In May 2016, the former ruler of Chad, Hissein Habré (1982-1990) was found guilty of human rights abuses – including rape, sexual slavery and ordering the killing of 40,000 people – and sentenced to life in prison by a Special Tribunal in Senegal, an African-Union backed court. Habré thus became the first former African Head of State who was convicted for human rights abuses in the court of another nation (Senegal).
In another trial that captured the international attention, former Liberian president Charles Taylor was convicted for war crimes and aiding and abetting rebels in neighbouring Sierra Leone (2013). He was sentenced to 50 years in jail by the Special Court for Sierra Leone and is now spending the last years of his life – hopefully – in a maximum security prison in the UK.
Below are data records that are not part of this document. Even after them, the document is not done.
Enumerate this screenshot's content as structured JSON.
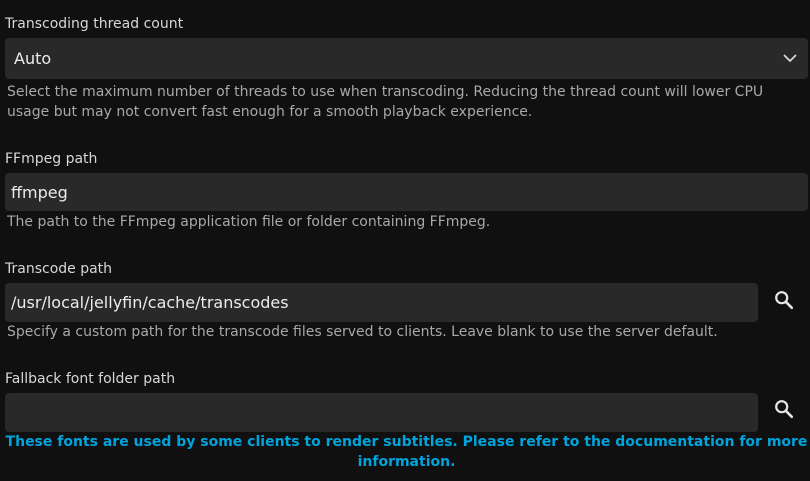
{
  "thread_count": {
    "label": "Transcoding thread count",
    "selected": "Auto",
    "help": "Select the maximum number of threads to use when transcoding. Reducing the thread count will lower CPU usage but may not convert fast enough for a smooth playback experience."
  },
  "ffmpeg_path": {
    "label": "FFmpeg path",
    "value": "ffmpeg",
    "help": "The path to the FFmpeg application file or folder containing FFmpeg."
  },
  "transcode_path": {
    "label": "Transcode path",
    "value": "/usr/local/jellyfin/cache/transcodes",
    "help": "Specify a custom path for the transcode files served to clients. Leave blank to use the server default."
  },
  "fallback_font_path": {
    "label": "Fallback font folder path",
    "value": "",
    "help": "These fonts are used by some clients to render subtitles. Please refer to the documentation for more information."
  },
  "icons": {
    "select_chevron": "chevron-down-icon",
    "browse": "search-icon"
  },
  "colors": {
    "background": "#101010",
    "field": "#292929",
    "accent": "#00a4dc"
  }
}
A few weeks ago the trial of the leader of the 2012 military coup in Mali that deposed a democratically elected government started in Sikasso, a southern city in Mali. Former coup leader general Amadou Sanogo and 17 co-defendents are accused of murdering 21 ‘Red Berets’ , suspected of staging a counter-coup. The ‘Red Berets’ trial is an encouraging step forward towards more justice in Mali. However, still a lot more needs to be done. The 2012 coup by Sanogo and his comrades (‘Green Berets’) triggered many more atrocities committed by Tuareg secessionists, other warring factions including the Malian Army, jihadists, terrorists, smugglers and other ordinary criminals. Foreign troops, notably the French, operate with a ‘license to kill’ in the country and kill suspected terrorists without any procedure or trial.
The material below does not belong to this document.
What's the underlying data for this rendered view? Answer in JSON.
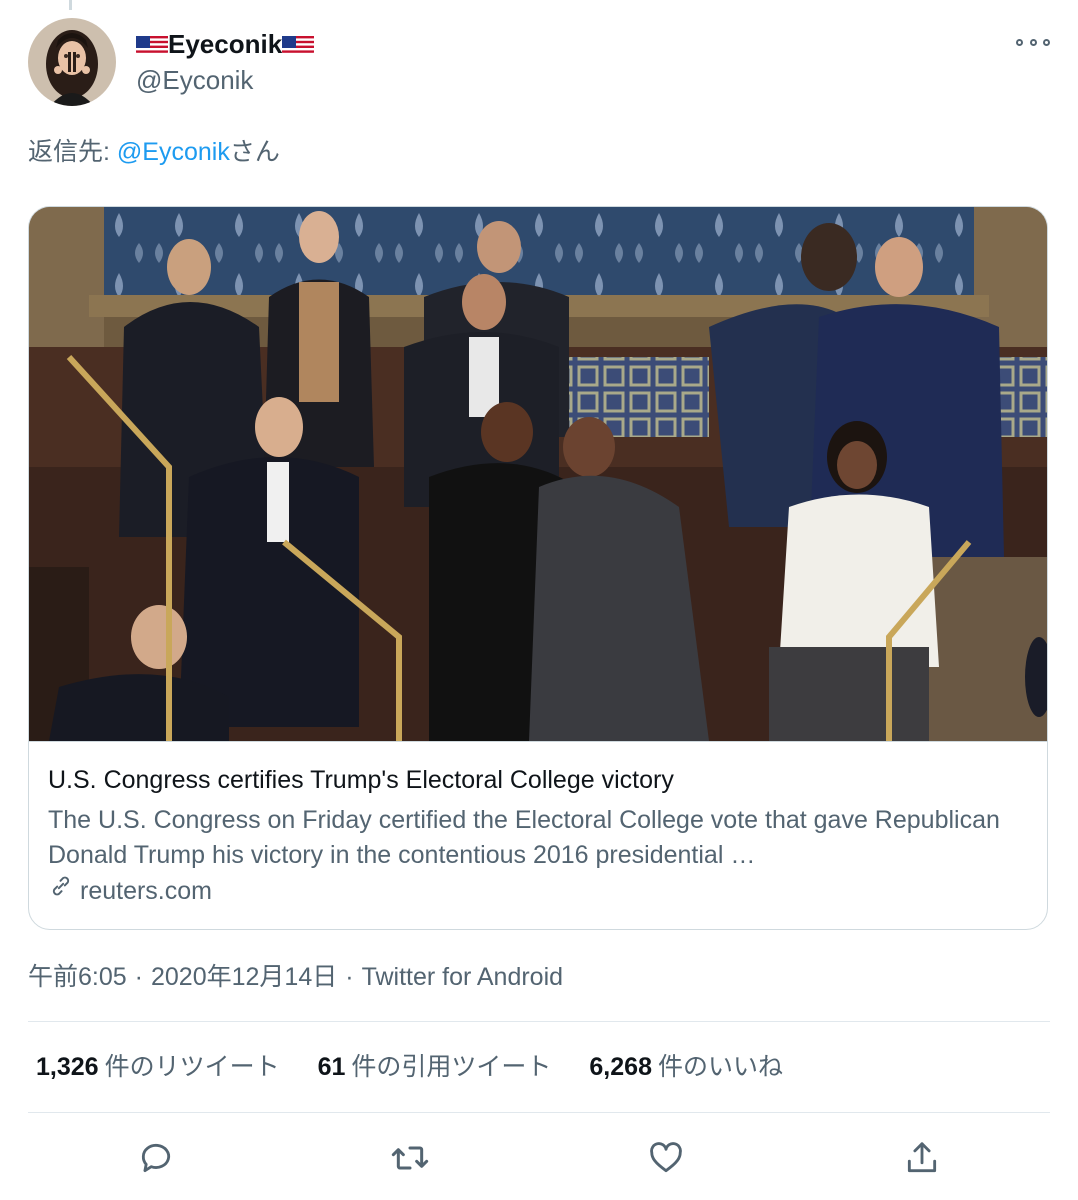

Now, back to the Gambia and president Jammeh. I sincerely hope that democracy and justice will win in the Gambia and that Jammeh will have to give up power, that he will accept a peaceful transition to a democratically elected successor, and that he will soon face an independent court in Africa to account for the 22 years he ruled with an iron fist over this tiny country of about 2 million people. May his trial be symbolic for the end to impunity in Africa and scare all who have escaped justice so far.